Move over bellbottoms, here comes something that looks . . . the same? Many people consider the slow spread of the trouser leg to be both a bellbottom, and a flare, but don’t be fooled: there are differences.
Flares are a more subtle shape than the wide bells that had dominated the early 70s. When the radical bellbottom style promoted by the hippies had faded, the flare took its place.
A favourite style in jeans and the ever-popular tartan (plaid) print, flares were so named because the leg ‘flared’ out from the knee in a mild slope.
The circumference at the hem was much smaller than the bell, closer to what we now call the ‘boot cut’ – just wide enough to slip over your boot so that you don’t have to take them off when undressing (Why you would want to keep your boots on once your keks are off we just don’t know, but that’s what they’re built for).
So the flare was the happy medium between the outrageous bellbottoms of the 60s and the slim-fit boot cut of the turn of the millennium.
Flares were the only trousers to wear during the groovy 70s when cords and polyester beat out denim two to one. The flared-leg grooved on until the end of the decade.

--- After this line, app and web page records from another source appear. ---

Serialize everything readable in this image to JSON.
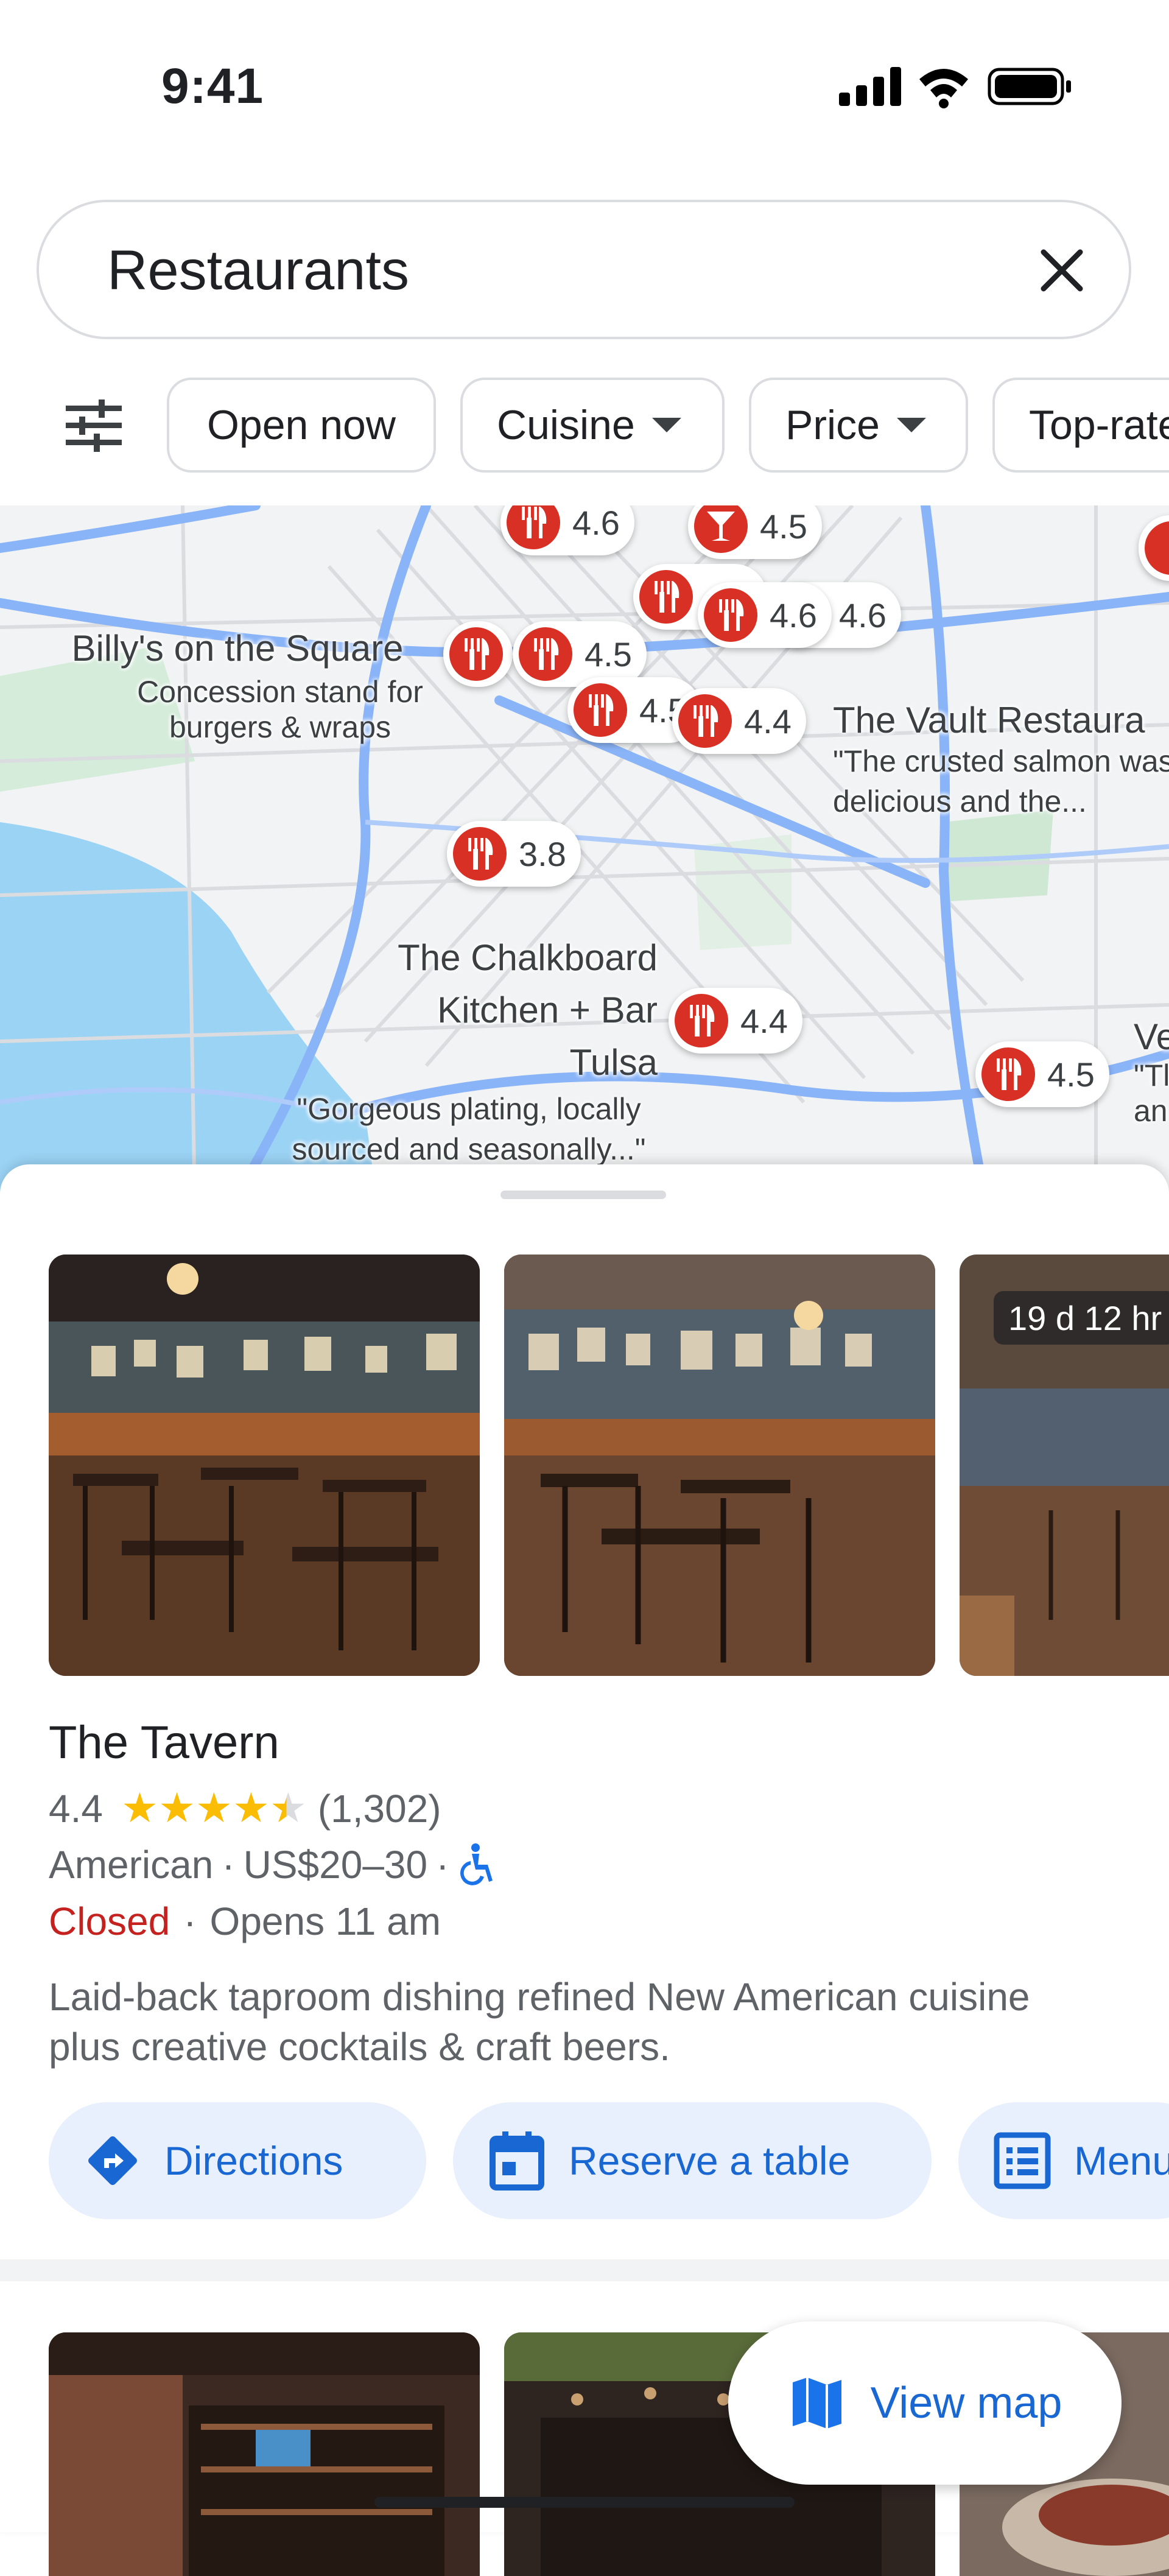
{
  "status_bar": {
    "time": "9:41"
  },
  "search": {
    "query": "Restaurants"
  },
  "filters": [
    "Open now",
    "Cuisine",
    "Price",
    "Top-rated"
  ],
  "map": {
    "pins": [
      {
        "rating": "4.6"
      },
      {
        "rating": "4.5"
      },
      {
        "rating": "4.6"
      },
      {
        "rating": "4.6"
      },
      {
        "rating": "4.5"
      },
      {
        "rating": "4.5"
      },
      {
        "rating": "4.4"
      },
      {
        "rating": "3.8"
      },
      {
        "rating": "4.4"
      },
      {
        "rating": "4.5"
      }
    ],
    "labels": {
      "billys": {
        "name": "Billy's on the Square",
        "desc": "Concession stand for burgers & wraps"
      },
      "vault": {
        "name": "The Vault Restaura",
        "desc": "\"The crusted salmon was delicious and the..."
      },
      "chalkboard": {
        "name": "The Chalkboard Kitchen + Bar Tulsa",
        "desc": "\"Gorgeous plating, locally sourced and seasonally...\""
      },
      "partial": {
        "name": "Ve",
        "desc": "\"Tl an"
      }
    }
  },
  "place": {
    "promo_badge": "19 d 12 hr",
    "name": "The Tavern",
    "rating": "4.4",
    "rating_value": 4.4,
    "review_count": "(1,302)",
    "cuisine": "American",
    "price": "US$20–30",
    "separator": "·",
    "status": "Closed",
    "opens": "Opens 11 am",
    "description": "Laid-back taproom dishing refined New American cuisine plus creative cocktails & craft beers.",
    "actions": [
      {
        "label": "Directions",
        "icon": "directions-icon"
      },
      {
        "label": "Reserve a table",
        "icon": "calendar-icon"
      },
      {
        "label": "Menu",
        "icon": "menu-list-icon"
      }
    ]
  },
  "view_map": {
    "label": "View map"
  },
  "colors": {
    "accent": "#1967d2",
    "pin": "#d93025",
    "closed": "#c5221f",
    "star": "#fbbc04"
  }
}
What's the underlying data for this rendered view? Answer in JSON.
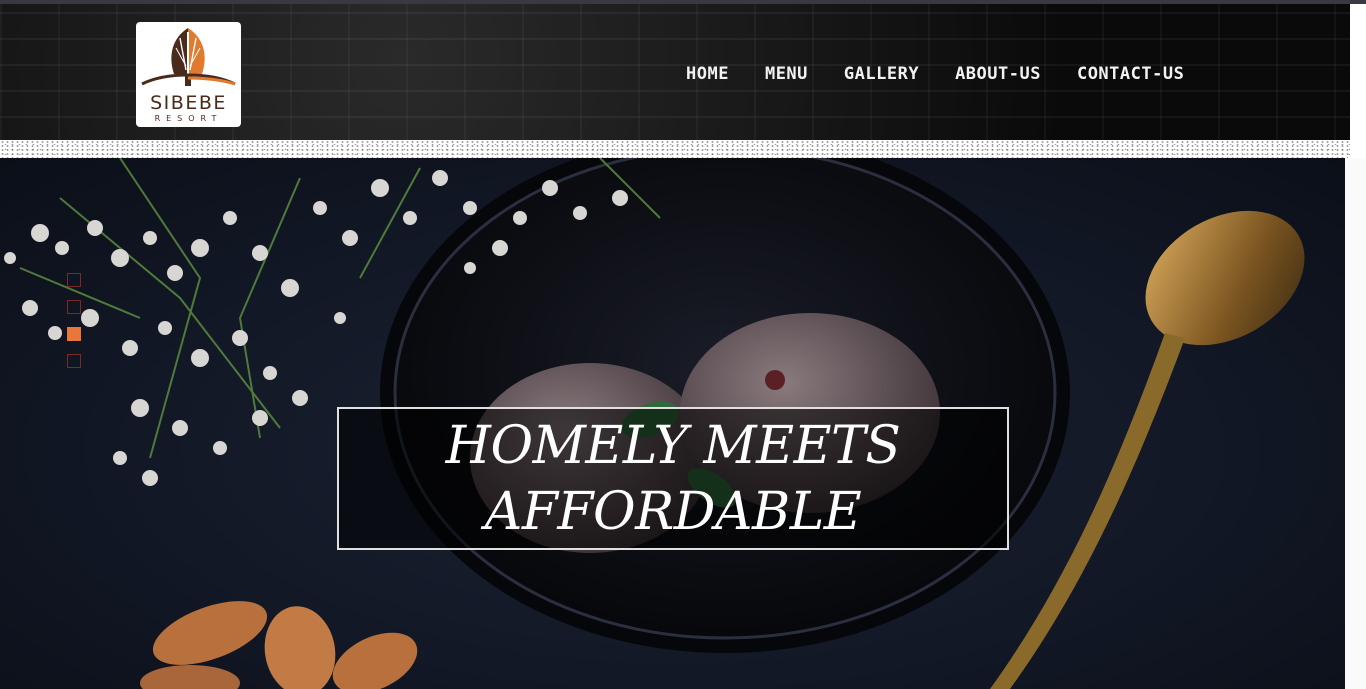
{
  "header": {
    "logo": {
      "name": "SIBEBE",
      "sub": "RESORT"
    },
    "nav": [
      {
        "label": "HOME"
      },
      {
        "label": "MENU"
      },
      {
        "label": "GALLERY"
      },
      {
        "label": "ABOUT-US"
      },
      {
        "label": "CONTACT-US"
      }
    ]
  },
  "hero": {
    "headline_line1": "HOMELY MEETS",
    "headline_line2": "AFFORDABLE",
    "slides": {
      "count": 4,
      "active_index": 2
    }
  },
  "colors": {
    "accent": "#e9773c",
    "dot_border": "#7a2a22",
    "header_bg": "#0c0c0c",
    "logo_brown": "#4a2a1c"
  },
  "icons": {
    "logo_mark": "flame-shield-icon"
  }
}
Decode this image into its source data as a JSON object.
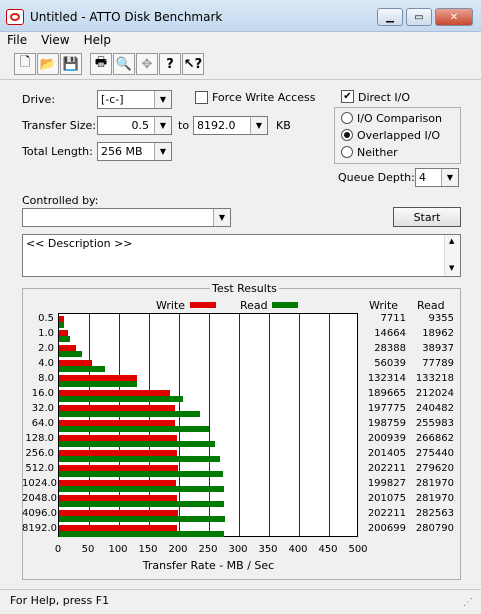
{
  "window": {
    "title": "Untitled - ATTO Disk Benchmark",
    "min_label": "▁",
    "max_label": "▭",
    "close_label": "✕"
  },
  "menu": {
    "items": [
      "File",
      "View",
      "Help"
    ]
  },
  "toolbar": {
    "icons": [
      "new-icon",
      "open-icon",
      "save-icon",
      "print-icon",
      "print-preview-icon",
      "move-icon",
      "help-icon",
      "context-help-icon"
    ]
  },
  "form": {
    "drive_label": "Drive:",
    "drive_value": "[-c-]",
    "force_write_label": "Force Write Access",
    "force_write_checked": false,
    "direct_io_label": "Direct I/O",
    "direct_io_checked": true,
    "transfer_size_label": "Transfer Size:",
    "transfer_from": "0.5",
    "to_label": "to",
    "transfer_to": "8192.0",
    "kb_label": "KB",
    "total_length_label": "Total Length:",
    "total_length_value": "256 MB",
    "io_options": [
      {
        "label": "I/O Comparison",
        "selected": false
      },
      {
        "label": "Overlapped I/O",
        "selected": true
      },
      {
        "label": "Neither",
        "selected": false
      }
    ],
    "queue_depth_label": "Queue Depth:",
    "queue_depth_value": "4",
    "controlled_by_label": "Controlled by:",
    "controlled_by_value": "",
    "start_label": "Start",
    "description": "<< Description >>"
  },
  "results": {
    "group_title": "Test Results",
    "legend_write": "Write",
    "legend_read": "Read",
    "col_write": "Write",
    "col_read": "Read",
    "x_axis_label": "Transfer Rate - MB / Sec"
  },
  "chart_data": {
    "type": "bar",
    "orientation": "horizontal",
    "categories": [
      "0.5",
      "1.0",
      "2.0",
      "4.0",
      "8.0",
      "16.0",
      "32.0",
      "64.0",
      "128.0",
      "256.0",
      "512.0",
      "1024.0",
      "2048.0",
      "4096.0",
      "8192.0"
    ],
    "series": [
      {
        "name": "Write",
        "color": "#e00000",
        "values": [
          7.5,
          14.3,
          27.7,
          54.7,
          129.2,
          185.2,
          193.1,
          194.1,
          196.2,
          196.7,
          197.5,
          195.1,
          196.4,
          197.5,
          196.0
        ]
      },
      {
        "name": "Read",
        "color": "#007a00",
        "values": [
          9.1,
          18.5,
          38.0,
          76.0,
          130.1,
          207.2,
          235.0,
          250.0,
          260.6,
          269.0,
          273.1,
          275.4,
          275.4,
          275.9,
          274.2
        ]
      }
    ],
    "write_numbers": [
      "7711",
      "14664",
      "28388",
      "56039",
      "132314",
      "189665",
      "197775",
      "198759",
      "200939",
      "201405",
      "202211",
      "199827",
      "201075",
      "202211",
      "200699"
    ],
    "read_numbers": [
      "9355",
      "18962",
      "38937",
      "77789",
      "133218",
      "212024",
      "240482",
      "255983",
      "266862",
      "275440",
      "279620",
      "281970",
      "281970",
      "282563",
      "280790"
    ],
    "xticks": [
      "0",
      "50",
      "100",
      "150",
      "200",
      "250",
      "300",
      "350",
      "400",
      "450",
      "500"
    ],
    "xlim": [
      0,
      500
    ],
    "xlabel": "Transfer Rate - MB / Sec",
    "grid": true
  },
  "status": {
    "text": "For Help, press F1"
  }
}
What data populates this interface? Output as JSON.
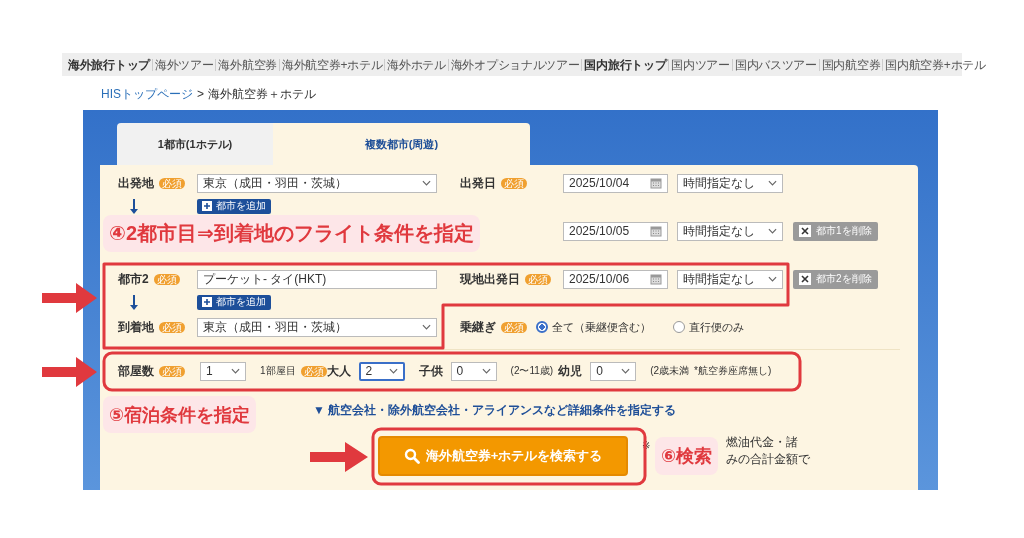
{
  "nav": [
    {
      "label": "海外旅行トップ",
      "kind": "top"
    },
    {
      "label": "海外ツアー",
      "kind": "link"
    },
    {
      "label": "海外航空券",
      "kind": "link"
    },
    {
      "label": "海外航空券+ホテル",
      "kind": "link"
    },
    {
      "label": "海外ホテル",
      "kind": "link"
    },
    {
      "label": "海外オプショナルツアー",
      "kind": "link"
    },
    {
      "label": "国内旅行トップ",
      "kind": "top"
    },
    {
      "label": "国内ツアー",
      "kind": "link"
    },
    {
      "label": "国内バスツアー",
      "kind": "link"
    },
    {
      "label": "国内航空券",
      "kind": "link"
    },
    {
      "label": "国内航空券+ホテル",
      "kind": "link"
    }
  ],
  "breadcrumb": {
    "link": "HISトップページ",
    "separator": ">",
    "current": "海外航空券＋ホテル"
  },
  "tabs": [
    {
      "label": "1都市(1ホテル)",
      "selected": false
    },
    {
      "label": "複数都市(周遊)",
      "selected": true
    }
  ],
  "legs": [
    {
      "label": "出発地",
      "badge": "必須",
      "place": "東京（成田・羽田・茨城）",
      "kind": "select",
      "date_label": "出発日",
      "date_badge": "必須",
      "date": "2025/10/04",
      "time": "時間指定なし",
      "add_button": "都市を追加"
    },
    {
      "date": "2025/10/05",
      "time": "時間指定なし",
      "delete_button": "都市1を削除"
    },
    {
      "label": "都市2",
      "badge": "必須",
      "place": "プーケット- タイ(HKT)",
      "kind": "input",
      "date_label": "現地出発日",
      "date_badge": "必須",
      "date": "2025/10/06",
      "time": "時間指定なし",
      "delete_button": "都市2を削除",
      "add_button": "都市を追加"
    }
  ],
  "arrival": {
    "label": "到着地",
    "badge": "必須",
    "place": "東京（成田・羽田・茨城）"
  },
  "transfer": {
    "label": "乗継ぎ",
    "badge": "必須",
    "options": [
      {
        "label": "全て（乗継便含む）",
        "selected": true
      },
      {
        "label": "直行便のみ",
        "selected": false
      }
    ]
  },
  "rooms": {
    "label": "部屋数",
    "badge": "必須",
    "count": "1",
    "room_label": "1部屋目",
    "room_badge": "必須",
    "guests": [
      {
        "label": "大人",
        "value": "2",
        "focused": true
      },
      {
        "label": "子供",
        "value": "0",
        "focused": false,
        "note": "(2〜11歳)"
      },
      {
        "label": "幼児",
        "value": "0",
        "focused": false,
        "note": "(2歳未満",
        "small_note": "*航空券座席無し)"
      }
    ]
  },
  "details_link": "▼ 航空会社・除外航空会社・アライアンスなど詳細条件を指定する",
  "search_button": "海外航空券+ホテルを検索する",
  "notes": [
    "※",
    "燃油代金・諸",
    "みの合計金額で"
  ],
  "callouts": [
    "④2都市目⇒到着地のフライト条件を指定",
    "⑤宿泊条件を指定",
    "⑥検索"
  ]
}
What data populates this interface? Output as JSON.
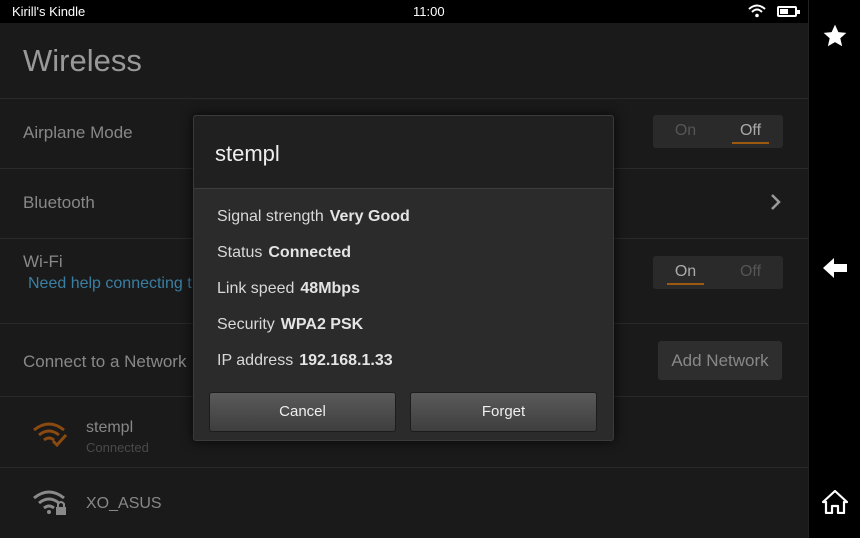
{
  "status_bar": {
    "device_name": "Kirill's Kindle",
    "time": "11:00"
  },
  "nav": {
    "favorites_icon": "star-icon",
    "back_icon": "back-arrow-icon",
    "home_icon": "home-icon"
  },
  "page": {
    "title": "Wireless",
    "airplane_mode": {
      "label": "Airplane Mode",
      "on_label": "On",
      "off_label": "Off",
      "selected": "Off"
    },
    "bluetooth": {
      "label": "Bluetooth"
    },
    "wifi": {
      "label": "Wi-Fi",
      "help_link": "Need help connecting t",
      "on_label": "On",
      "off_label": "Off",
      "selected": "On"
    },
    "connect_section": {
      "label": "Connect to a Network",
      "add_button": "Add Network"
    },
    "networks": [
      {
        "name": "stempl",
        "status": "Connected",
        "secured": false,
        "color": "#8a4a10"
      },
      {
        "name": "XO_ASUS",
        "status": "",
        "secured": true,
        "color": "#8a8a8a"
      }
    ]
  },
  "dialog": {
    "title": "stempl",
    "rows": [
      {
        "label": "Signal strength",
        "value": "Very Good"
      },
      {
        "label": "Status",
        "value": "Connected"
      },
      {
        "label": "Link speed",
        "value": "48Mbps"
      },
      {
        "label": "Security",
        "value": "WPA2 PSK"
      },
      {
        "label": "IP address",
        "value": "192.168.1.33"
      }
    ],
    "cancel_label": "Cancel",
    "forget_label": "Forget"
  },
  "colors": {
    "accent": "#9b5a10",
    "link": "#3a7fa3"
  }
}
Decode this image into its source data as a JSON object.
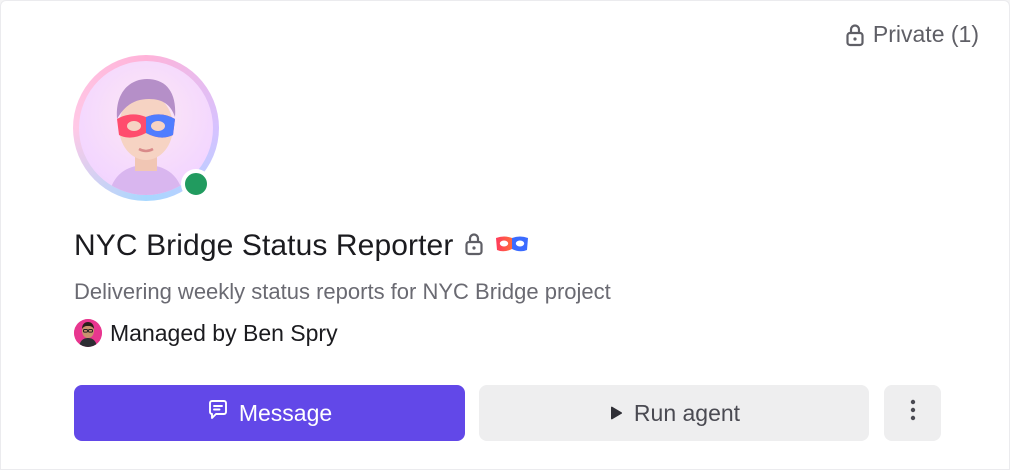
{
  "privacy": {
    "icon": "lock-icon",
    "label": "Private (1)"
  },
  "agent": {
    "name": "NYC Bridge Status Reporter",
    "description": "Delivering weekly status reports for NYC Bridge project",
    "status": "online",
    "status_color": "#219b5f"
  },
  "manager": {
    "label": "Managed by Ben Spry"
  },
  "actions": {
    "message_label": "Message",
    "run_label": "Run agent",
    "more_icon": "more-vertical-icon"
  },
  "colors": {
    "accent": "#6248e8",
    "secondary_button": "#eeeeef"
  }
}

Perhaps the most unbelievable thing about flares is that they made a comeback in Britain in the 1990s!